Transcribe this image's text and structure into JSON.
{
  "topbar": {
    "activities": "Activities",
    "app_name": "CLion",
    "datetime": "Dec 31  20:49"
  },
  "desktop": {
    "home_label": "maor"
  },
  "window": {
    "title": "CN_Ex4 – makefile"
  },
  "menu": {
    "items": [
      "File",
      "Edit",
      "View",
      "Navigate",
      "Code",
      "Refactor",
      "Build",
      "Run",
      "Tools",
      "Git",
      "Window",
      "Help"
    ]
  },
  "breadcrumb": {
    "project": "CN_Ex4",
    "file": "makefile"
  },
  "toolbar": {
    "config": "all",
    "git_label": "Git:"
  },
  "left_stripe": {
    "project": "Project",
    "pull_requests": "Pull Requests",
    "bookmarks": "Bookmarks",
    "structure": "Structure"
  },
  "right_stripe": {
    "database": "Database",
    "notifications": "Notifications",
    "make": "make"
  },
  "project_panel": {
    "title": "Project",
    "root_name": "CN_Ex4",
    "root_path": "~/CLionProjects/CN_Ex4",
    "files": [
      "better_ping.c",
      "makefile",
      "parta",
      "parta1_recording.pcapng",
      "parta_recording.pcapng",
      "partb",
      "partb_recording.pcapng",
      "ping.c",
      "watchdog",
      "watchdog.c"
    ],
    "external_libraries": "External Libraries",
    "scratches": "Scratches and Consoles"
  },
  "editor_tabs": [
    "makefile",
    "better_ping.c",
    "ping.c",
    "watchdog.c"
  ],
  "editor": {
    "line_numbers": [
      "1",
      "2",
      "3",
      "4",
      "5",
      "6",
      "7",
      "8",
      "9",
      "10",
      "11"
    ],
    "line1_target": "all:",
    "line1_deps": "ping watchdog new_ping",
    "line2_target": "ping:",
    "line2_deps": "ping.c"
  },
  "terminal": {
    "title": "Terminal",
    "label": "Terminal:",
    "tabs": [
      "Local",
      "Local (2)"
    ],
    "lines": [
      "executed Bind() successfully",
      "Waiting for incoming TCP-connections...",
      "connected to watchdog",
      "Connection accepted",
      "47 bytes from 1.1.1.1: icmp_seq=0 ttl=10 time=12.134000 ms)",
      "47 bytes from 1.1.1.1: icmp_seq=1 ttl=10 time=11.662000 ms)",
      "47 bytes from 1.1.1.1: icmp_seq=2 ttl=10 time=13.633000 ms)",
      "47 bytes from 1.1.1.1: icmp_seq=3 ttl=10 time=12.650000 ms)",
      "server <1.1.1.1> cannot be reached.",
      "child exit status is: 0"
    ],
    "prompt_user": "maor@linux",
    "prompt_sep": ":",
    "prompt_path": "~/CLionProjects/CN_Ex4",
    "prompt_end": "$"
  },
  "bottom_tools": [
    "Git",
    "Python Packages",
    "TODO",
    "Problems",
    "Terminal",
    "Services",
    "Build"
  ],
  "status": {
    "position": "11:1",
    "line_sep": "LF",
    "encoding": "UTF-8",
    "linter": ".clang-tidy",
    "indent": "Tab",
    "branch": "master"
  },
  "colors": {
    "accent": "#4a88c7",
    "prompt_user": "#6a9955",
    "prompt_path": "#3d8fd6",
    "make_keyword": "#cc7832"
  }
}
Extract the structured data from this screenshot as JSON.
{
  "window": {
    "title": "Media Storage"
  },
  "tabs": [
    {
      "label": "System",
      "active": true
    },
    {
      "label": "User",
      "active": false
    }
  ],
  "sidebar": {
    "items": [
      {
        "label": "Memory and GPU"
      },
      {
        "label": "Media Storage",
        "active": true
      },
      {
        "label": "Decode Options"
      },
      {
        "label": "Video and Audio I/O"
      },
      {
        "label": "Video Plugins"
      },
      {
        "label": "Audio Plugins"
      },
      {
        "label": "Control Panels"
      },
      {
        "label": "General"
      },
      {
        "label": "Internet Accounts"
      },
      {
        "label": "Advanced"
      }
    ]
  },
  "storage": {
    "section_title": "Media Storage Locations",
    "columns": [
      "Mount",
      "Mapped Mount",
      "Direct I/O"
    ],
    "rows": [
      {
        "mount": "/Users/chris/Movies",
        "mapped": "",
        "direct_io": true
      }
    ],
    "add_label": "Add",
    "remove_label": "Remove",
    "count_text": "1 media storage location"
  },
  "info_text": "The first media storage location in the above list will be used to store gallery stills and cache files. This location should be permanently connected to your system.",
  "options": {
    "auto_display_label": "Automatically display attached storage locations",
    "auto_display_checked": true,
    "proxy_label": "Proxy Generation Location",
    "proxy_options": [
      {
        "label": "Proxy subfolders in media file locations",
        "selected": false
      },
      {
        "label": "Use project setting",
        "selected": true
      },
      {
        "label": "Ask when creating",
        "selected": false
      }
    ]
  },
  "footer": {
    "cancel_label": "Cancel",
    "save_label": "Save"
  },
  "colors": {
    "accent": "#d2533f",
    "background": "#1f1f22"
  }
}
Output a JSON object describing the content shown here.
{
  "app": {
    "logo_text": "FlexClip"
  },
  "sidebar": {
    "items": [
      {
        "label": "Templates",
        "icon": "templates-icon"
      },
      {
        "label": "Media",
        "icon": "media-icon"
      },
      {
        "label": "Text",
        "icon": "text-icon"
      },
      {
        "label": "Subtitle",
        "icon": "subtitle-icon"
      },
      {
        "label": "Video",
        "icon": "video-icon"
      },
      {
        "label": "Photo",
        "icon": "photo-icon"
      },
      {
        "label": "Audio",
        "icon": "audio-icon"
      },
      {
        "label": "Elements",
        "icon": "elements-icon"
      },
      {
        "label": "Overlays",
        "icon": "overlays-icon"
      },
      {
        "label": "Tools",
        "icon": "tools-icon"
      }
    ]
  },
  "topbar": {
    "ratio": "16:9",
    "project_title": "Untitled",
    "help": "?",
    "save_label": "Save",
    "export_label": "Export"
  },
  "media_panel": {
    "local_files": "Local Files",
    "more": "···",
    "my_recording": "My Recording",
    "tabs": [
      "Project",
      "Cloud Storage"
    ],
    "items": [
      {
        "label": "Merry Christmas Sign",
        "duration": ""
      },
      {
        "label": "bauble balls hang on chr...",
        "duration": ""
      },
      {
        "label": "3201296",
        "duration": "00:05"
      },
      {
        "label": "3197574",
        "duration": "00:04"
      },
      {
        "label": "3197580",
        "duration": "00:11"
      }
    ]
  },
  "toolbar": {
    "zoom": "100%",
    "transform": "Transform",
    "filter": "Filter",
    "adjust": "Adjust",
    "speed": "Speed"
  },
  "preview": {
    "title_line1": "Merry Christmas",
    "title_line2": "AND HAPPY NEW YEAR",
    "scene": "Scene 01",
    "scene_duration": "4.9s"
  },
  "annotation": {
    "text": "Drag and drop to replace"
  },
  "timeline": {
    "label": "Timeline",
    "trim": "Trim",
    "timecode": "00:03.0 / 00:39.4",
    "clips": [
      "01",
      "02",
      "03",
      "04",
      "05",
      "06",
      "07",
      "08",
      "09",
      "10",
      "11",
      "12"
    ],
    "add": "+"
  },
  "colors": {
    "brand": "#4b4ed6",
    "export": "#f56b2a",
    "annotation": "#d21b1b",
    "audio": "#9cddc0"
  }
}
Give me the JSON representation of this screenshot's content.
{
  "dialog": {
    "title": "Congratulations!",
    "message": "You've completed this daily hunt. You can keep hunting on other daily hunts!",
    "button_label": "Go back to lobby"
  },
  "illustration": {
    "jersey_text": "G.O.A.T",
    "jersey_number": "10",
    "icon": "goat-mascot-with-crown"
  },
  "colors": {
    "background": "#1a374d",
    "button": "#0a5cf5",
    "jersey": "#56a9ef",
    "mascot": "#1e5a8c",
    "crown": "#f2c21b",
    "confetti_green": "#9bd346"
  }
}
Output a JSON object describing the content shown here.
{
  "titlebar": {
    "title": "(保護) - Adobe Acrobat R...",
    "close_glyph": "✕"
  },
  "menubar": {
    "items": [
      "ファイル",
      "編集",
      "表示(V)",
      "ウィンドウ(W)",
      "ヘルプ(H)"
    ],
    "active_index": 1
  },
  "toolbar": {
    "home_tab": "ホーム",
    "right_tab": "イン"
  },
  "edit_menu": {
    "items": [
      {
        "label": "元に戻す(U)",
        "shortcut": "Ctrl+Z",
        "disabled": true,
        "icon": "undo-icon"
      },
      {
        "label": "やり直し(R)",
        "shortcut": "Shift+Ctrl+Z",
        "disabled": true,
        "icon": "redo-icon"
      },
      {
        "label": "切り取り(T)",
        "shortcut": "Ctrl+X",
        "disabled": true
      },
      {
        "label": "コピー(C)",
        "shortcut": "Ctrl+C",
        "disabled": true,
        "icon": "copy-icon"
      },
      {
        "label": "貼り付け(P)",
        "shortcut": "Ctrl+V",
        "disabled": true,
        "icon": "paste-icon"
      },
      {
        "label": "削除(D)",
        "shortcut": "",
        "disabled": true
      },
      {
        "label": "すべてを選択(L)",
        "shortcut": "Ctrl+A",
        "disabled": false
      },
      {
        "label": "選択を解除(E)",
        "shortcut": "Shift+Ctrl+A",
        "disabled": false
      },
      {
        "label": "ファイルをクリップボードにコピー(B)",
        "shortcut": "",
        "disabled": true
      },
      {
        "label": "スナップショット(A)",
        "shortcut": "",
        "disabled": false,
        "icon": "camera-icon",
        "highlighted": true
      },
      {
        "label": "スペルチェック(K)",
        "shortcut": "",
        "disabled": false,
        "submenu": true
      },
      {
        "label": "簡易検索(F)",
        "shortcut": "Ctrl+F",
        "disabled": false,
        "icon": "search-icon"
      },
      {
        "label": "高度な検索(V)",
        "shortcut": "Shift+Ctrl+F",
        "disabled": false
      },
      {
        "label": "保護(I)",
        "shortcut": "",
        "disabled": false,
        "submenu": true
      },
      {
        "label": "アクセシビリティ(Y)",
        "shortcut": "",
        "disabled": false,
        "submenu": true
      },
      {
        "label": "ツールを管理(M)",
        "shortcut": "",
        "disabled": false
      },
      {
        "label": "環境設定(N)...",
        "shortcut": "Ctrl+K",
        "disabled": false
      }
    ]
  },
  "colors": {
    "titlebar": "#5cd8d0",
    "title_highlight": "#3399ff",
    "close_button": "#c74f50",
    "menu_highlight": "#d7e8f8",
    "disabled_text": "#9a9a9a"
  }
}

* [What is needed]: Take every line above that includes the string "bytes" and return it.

* [Answer box]:
      "47 bytes from 1.1.1.1: icmp_seq=0 ttl=10 time=12.134000 ms)",
      "47 bytes from 1.1.1.1: icmp_seq=1 ttl=10 time=11.662000 ms)",
      "47 bytes from 1.1.1.1: icmp_seq=2 ttl=10 time=13.633000 ms)",
      "47 bytes from 1.1.1.1: icmp_seq=3 ttl=10 time=12.650000 ms)",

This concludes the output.